Study: Most FBS Schools Lose Money On Sports Miller's Injury Worries OSU Retailers College Facility Notes Maryland Adds Lifetime Scholarships For Athletes Hawaii Football Tickets At Seven-Year Low WVU Season-Ticket Sales Down 10% Univ. Of Hawaii Considering Cutting Football? IMG College Signs On With UNC-Asheville Baylor Hosts Media Tour Of McLane Stadium Navy AD: "Money Is Killing The Game"
Upcoming Conferences and Events
ATTORNEY MAKES CASE FOR COLLEGE CONTRIBUTION DEDUCTION
Published August 12, 1999
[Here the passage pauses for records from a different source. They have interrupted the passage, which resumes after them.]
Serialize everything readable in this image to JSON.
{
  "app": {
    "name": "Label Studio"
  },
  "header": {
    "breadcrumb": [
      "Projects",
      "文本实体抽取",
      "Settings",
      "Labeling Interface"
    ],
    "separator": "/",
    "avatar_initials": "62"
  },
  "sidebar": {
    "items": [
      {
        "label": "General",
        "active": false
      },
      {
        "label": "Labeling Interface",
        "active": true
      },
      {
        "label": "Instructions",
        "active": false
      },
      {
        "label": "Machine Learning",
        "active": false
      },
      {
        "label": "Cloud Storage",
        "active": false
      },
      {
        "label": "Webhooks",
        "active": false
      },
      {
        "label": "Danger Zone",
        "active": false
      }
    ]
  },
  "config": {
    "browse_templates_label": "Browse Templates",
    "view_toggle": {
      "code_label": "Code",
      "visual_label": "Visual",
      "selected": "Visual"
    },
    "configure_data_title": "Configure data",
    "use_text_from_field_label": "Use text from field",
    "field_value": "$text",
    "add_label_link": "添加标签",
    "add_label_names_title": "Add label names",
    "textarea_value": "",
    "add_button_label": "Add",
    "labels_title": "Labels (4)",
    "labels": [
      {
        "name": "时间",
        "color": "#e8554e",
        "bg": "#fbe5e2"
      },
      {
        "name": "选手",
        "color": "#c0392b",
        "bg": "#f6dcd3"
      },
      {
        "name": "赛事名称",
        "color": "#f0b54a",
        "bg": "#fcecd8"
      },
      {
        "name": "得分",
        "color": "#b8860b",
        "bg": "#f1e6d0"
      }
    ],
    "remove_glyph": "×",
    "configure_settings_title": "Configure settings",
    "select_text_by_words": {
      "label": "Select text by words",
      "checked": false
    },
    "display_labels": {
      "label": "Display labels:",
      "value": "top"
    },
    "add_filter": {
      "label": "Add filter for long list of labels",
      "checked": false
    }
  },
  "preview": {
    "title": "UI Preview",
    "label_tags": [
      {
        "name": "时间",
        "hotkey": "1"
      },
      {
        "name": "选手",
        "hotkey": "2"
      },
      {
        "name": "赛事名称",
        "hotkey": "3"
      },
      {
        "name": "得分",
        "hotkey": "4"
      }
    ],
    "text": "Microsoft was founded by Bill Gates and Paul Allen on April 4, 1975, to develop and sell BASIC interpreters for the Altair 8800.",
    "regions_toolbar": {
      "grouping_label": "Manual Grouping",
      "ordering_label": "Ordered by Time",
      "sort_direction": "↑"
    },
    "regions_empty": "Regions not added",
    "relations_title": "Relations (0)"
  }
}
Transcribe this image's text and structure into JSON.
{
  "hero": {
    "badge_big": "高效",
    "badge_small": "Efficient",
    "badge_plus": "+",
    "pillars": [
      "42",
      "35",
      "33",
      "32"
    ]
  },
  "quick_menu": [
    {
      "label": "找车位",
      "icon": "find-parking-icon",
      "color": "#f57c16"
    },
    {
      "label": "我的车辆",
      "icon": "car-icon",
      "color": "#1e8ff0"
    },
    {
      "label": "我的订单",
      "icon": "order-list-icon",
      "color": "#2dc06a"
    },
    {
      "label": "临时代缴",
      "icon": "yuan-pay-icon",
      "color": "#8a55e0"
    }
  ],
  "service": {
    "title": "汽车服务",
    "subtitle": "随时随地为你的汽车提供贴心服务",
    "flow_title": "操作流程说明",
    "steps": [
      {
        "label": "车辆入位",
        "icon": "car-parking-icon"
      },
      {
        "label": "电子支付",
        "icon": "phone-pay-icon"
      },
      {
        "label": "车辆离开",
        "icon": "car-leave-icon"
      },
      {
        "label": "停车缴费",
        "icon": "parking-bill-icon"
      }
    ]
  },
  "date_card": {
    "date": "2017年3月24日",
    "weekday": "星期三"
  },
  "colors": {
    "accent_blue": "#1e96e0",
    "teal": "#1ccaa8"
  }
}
In his "Tax Report" in the WALL STREET JOURNAL, Tom Herman wrote, "Athletic directors score in a high-stakes tax battle." Herman: "When taxpayers give money to a collegiate athletic program, how much may they deduct as a charitable gift if they receive, in return, rights to purchase skybox seats at athletic events?" The question "is very important to many colleges." After a challenge by an IRS agent, Verner Liipfert attorney Philip Hochberg, representing the Div. I-A Athletic Directors Assoc., argued that an '88 law should allow 80% deductibility of amounts above the value of the tickets and "amenities," such as parking. The IRS later "confirmed the 80% rule." Hochberg called the decision "a critical financial one for major collegiate athletic programs, many of which have installed suites in stadiums and arenas in the past 10 years." Herman wrote that the American Council on Education and the NCAA were "also interested in the issue" (WALL STREET JOURNAL, 8/11).